§ **Exercise details**
Take every line from the material that has the word "data" in it.

○ ○ ○ ○ ○

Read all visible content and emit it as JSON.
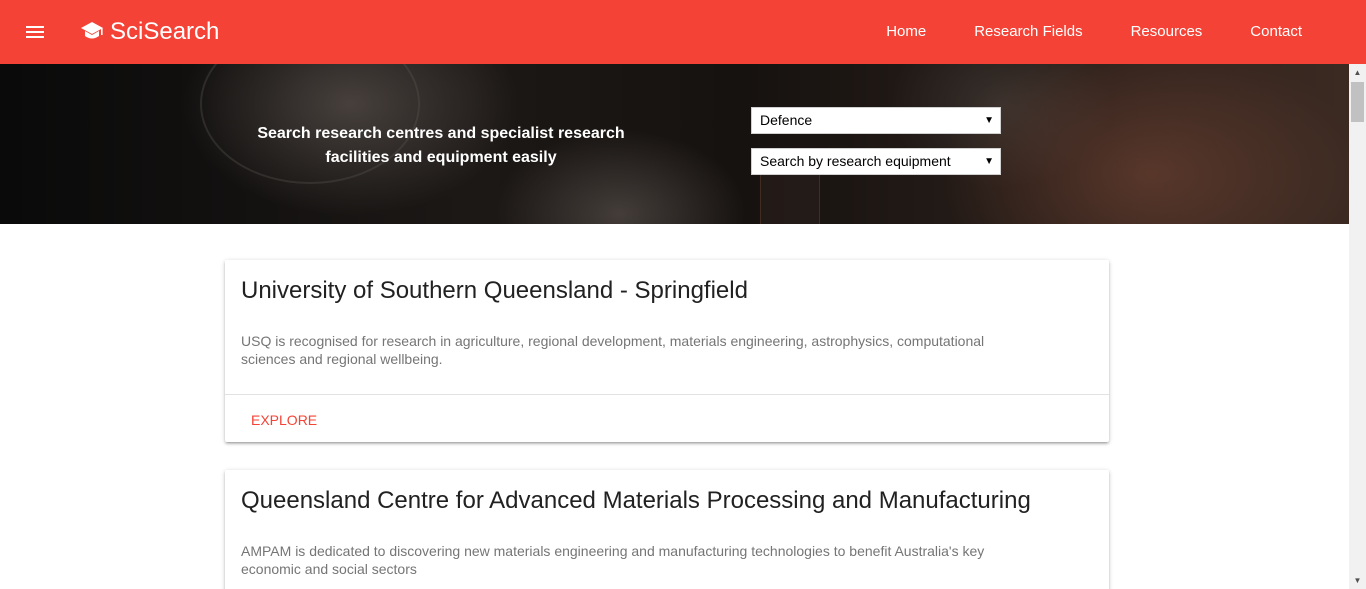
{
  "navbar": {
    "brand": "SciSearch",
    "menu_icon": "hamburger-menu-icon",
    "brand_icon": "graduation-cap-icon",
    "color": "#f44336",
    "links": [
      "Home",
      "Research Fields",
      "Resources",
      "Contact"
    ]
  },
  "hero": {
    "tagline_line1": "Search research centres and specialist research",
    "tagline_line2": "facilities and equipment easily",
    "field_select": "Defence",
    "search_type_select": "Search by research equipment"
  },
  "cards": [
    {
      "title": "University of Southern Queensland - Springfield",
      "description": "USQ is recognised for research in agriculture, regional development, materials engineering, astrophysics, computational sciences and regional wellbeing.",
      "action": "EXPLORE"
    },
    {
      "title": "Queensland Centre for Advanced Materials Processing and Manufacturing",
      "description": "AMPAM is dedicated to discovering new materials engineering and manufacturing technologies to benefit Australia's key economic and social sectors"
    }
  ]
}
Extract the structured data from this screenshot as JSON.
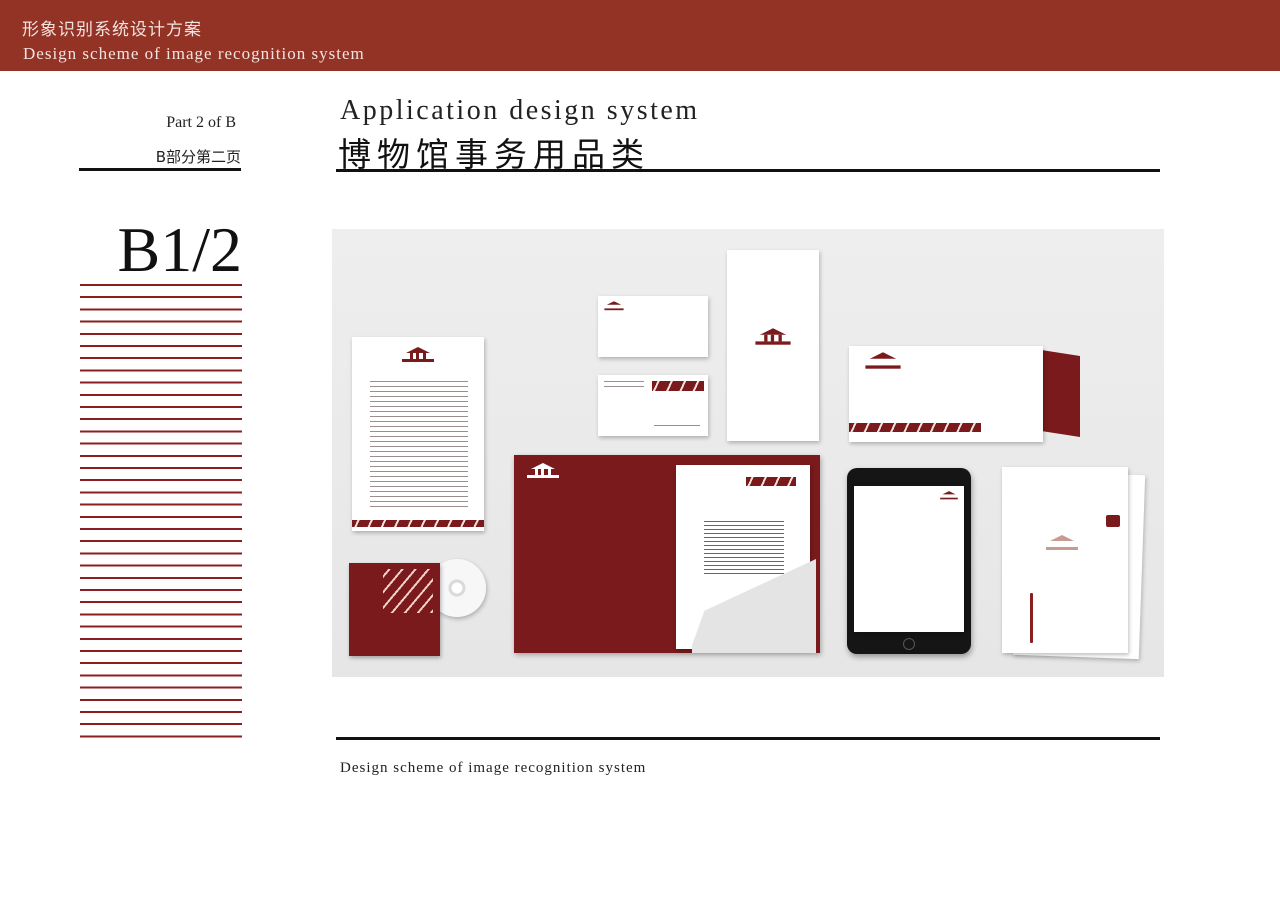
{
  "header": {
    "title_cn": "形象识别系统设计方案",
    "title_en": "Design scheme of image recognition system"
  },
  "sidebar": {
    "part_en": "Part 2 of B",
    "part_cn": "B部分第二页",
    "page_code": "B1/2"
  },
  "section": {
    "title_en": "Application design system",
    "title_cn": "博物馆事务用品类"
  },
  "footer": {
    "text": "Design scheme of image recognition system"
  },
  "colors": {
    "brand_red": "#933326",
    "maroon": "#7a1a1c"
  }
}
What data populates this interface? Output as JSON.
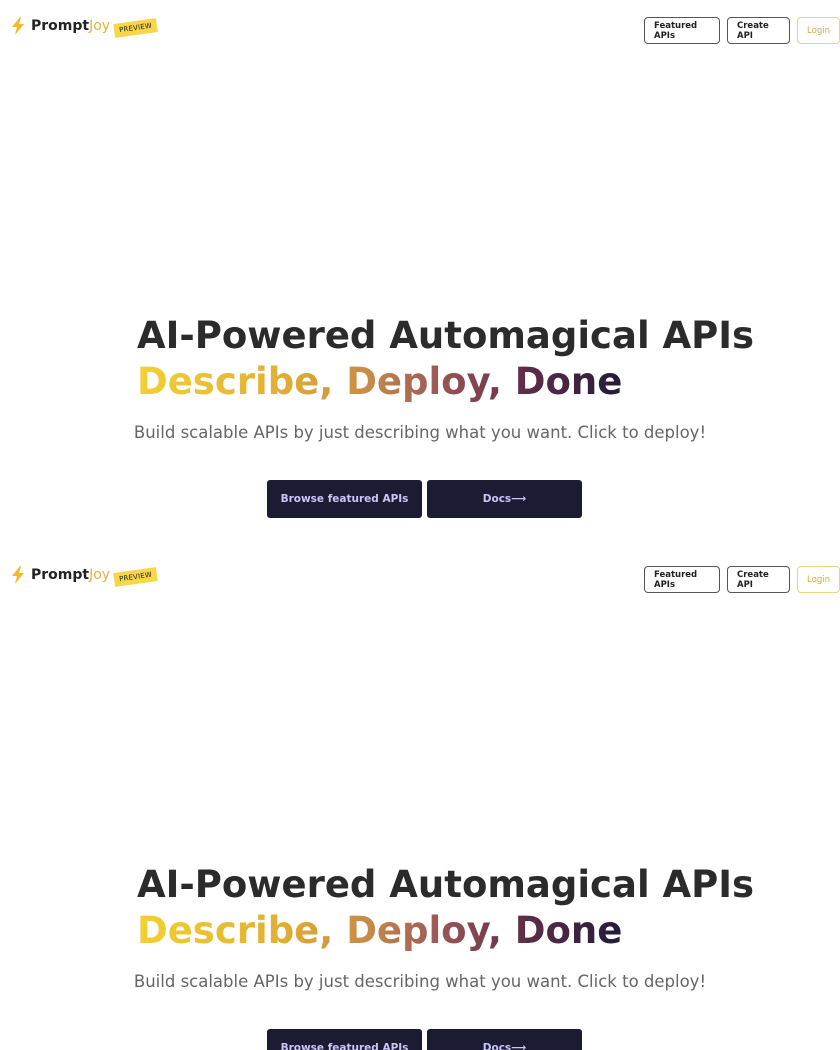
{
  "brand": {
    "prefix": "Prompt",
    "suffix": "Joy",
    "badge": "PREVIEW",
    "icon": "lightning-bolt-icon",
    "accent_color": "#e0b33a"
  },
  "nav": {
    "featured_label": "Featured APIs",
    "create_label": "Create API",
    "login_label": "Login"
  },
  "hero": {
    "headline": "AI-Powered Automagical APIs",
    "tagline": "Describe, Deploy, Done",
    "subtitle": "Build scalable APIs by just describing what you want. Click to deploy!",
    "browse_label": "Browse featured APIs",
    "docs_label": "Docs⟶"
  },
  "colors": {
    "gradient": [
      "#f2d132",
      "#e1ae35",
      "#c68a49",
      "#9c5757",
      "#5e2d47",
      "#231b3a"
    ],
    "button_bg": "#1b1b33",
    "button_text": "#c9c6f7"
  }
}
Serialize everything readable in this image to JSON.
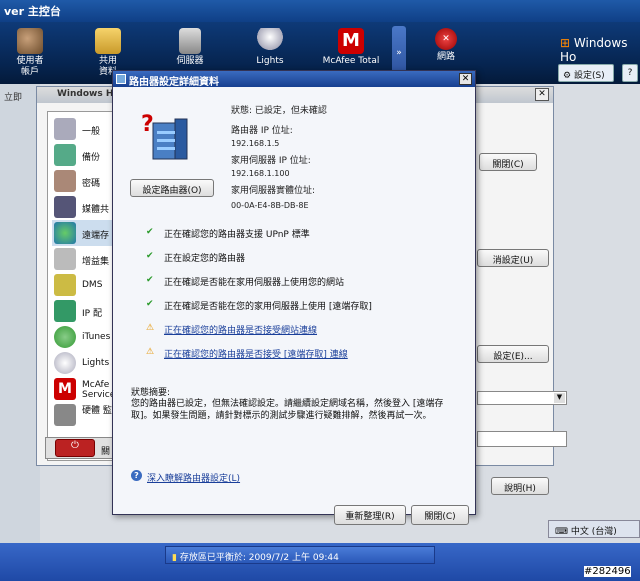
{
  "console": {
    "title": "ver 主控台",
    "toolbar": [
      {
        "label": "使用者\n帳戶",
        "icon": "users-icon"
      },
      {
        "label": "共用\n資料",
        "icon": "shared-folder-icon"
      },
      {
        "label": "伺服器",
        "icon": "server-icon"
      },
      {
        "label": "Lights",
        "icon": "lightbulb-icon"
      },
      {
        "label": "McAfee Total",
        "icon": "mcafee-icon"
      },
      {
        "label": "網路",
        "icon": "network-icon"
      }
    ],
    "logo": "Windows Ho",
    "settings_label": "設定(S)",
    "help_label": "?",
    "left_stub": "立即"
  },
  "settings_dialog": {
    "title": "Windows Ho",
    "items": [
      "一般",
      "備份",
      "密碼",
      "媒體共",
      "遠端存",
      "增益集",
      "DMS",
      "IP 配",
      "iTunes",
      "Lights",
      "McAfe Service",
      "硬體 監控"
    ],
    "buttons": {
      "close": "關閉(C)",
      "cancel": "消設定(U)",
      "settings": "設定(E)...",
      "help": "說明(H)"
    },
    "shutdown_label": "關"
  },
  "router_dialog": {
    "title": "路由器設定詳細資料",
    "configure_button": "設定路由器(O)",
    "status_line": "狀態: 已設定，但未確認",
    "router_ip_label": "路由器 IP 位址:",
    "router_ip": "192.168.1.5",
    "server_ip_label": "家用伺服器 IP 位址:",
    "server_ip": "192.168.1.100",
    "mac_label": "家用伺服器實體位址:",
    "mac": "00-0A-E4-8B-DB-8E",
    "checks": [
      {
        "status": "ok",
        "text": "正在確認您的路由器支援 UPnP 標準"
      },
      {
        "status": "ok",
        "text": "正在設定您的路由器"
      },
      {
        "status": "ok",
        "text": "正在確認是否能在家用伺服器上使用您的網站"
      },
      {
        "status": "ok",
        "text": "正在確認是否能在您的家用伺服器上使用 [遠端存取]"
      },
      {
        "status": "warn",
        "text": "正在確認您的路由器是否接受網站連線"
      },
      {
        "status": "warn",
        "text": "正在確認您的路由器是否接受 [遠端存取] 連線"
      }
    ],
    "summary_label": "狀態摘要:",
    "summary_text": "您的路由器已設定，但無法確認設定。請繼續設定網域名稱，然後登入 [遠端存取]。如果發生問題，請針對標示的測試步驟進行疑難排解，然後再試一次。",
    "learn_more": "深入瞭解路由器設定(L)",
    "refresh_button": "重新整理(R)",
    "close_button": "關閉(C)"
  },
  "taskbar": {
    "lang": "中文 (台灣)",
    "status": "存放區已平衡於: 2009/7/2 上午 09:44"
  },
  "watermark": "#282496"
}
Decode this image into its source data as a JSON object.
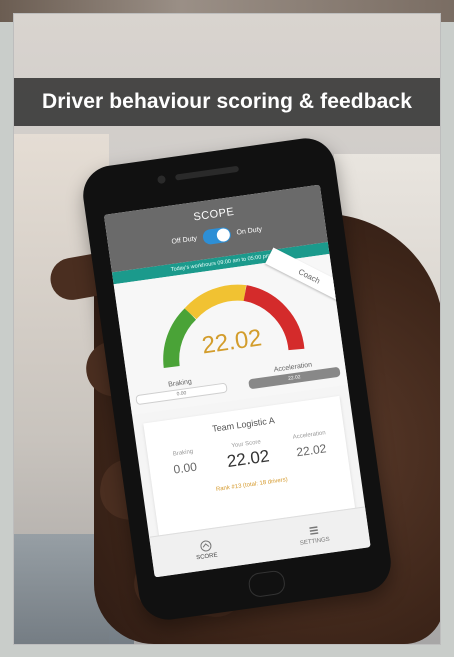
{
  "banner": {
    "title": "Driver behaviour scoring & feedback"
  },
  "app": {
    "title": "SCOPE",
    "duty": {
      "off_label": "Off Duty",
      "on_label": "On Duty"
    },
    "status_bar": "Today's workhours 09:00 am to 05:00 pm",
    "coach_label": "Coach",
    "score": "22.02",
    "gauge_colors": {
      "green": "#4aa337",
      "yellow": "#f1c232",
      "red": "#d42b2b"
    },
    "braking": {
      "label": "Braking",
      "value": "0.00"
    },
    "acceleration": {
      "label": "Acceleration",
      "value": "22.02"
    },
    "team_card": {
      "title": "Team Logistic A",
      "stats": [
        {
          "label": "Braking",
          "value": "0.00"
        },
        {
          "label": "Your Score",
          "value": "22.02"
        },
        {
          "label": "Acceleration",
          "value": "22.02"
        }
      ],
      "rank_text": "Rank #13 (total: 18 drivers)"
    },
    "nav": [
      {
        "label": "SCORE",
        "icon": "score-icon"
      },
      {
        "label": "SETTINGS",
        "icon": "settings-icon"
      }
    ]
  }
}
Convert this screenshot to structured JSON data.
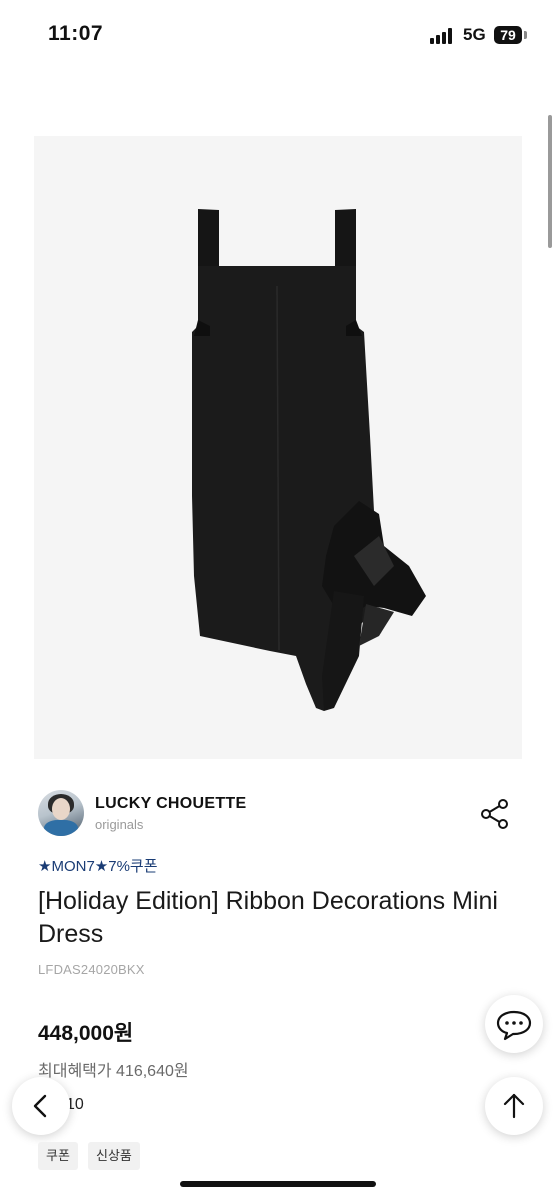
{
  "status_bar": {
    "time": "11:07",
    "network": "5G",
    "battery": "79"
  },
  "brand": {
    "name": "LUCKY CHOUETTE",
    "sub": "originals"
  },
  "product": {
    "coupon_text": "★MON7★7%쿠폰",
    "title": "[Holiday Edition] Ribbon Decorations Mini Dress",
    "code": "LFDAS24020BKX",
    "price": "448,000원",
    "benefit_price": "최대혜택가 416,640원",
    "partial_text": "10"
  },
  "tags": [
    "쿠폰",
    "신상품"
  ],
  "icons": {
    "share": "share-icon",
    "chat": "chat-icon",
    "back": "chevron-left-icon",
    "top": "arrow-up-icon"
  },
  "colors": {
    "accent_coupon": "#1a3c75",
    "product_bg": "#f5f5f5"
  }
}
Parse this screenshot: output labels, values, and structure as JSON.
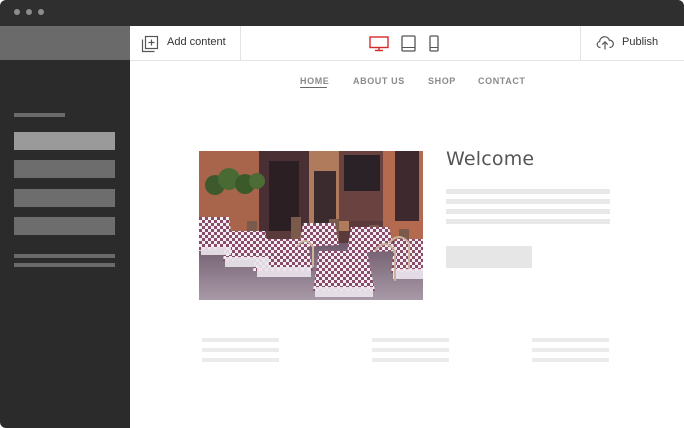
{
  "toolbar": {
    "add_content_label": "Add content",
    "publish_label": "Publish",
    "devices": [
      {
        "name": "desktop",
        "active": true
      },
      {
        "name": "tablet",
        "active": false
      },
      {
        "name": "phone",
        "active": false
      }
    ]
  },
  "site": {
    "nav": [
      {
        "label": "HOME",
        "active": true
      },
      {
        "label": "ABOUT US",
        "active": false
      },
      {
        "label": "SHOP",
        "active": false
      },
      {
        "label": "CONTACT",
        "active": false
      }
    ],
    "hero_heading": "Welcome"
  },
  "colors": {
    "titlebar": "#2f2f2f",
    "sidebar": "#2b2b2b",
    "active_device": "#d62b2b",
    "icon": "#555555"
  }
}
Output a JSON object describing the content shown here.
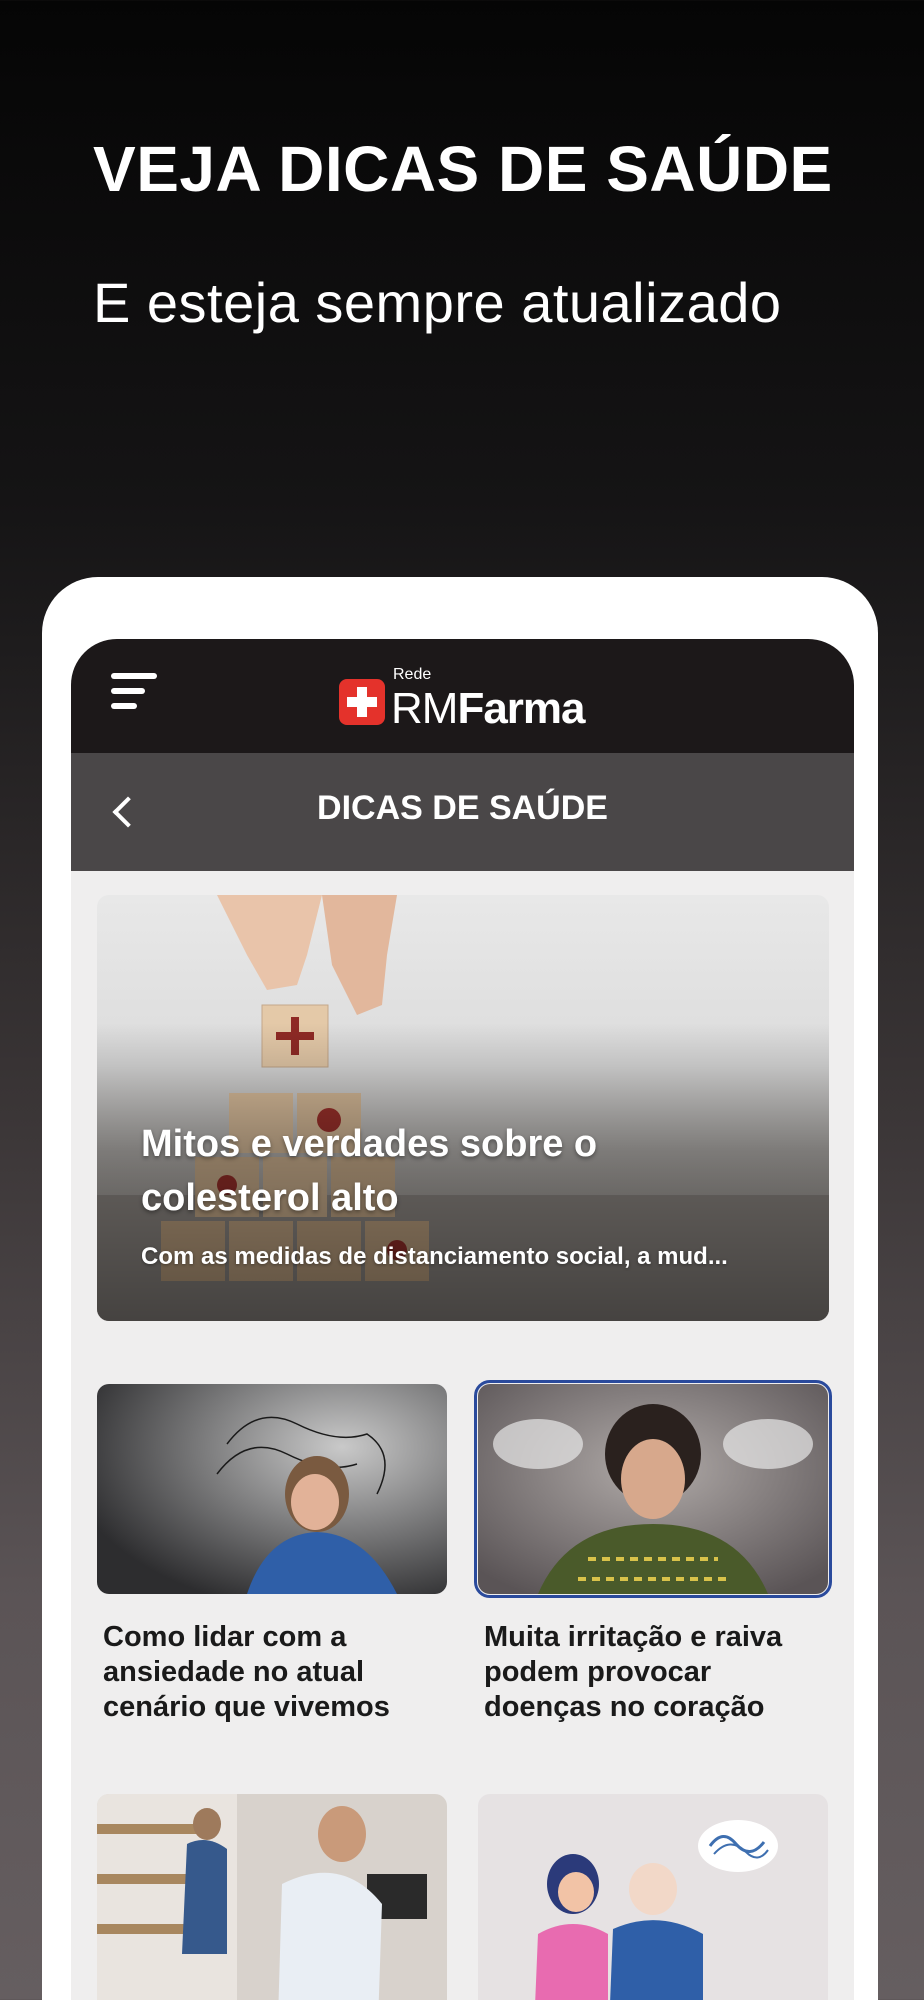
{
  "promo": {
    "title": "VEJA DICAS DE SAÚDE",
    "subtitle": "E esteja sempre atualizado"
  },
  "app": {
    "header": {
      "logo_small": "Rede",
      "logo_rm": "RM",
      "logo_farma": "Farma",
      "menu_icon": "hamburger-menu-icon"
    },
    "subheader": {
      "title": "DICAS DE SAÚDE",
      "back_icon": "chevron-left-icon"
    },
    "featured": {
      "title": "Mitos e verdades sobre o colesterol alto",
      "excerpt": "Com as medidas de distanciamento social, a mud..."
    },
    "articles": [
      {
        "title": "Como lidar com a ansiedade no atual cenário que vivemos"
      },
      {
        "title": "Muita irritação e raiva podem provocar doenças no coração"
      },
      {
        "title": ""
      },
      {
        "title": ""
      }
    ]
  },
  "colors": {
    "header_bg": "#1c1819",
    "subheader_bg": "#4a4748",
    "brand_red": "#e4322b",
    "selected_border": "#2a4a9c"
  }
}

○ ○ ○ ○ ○

§ **Task response**
Extract the structured data from this screenshot as JSON.
What data populates this interface? Output as JSON.
Decode this image into its source data as a JSON object.
Convert this screenshot to structured JSON data.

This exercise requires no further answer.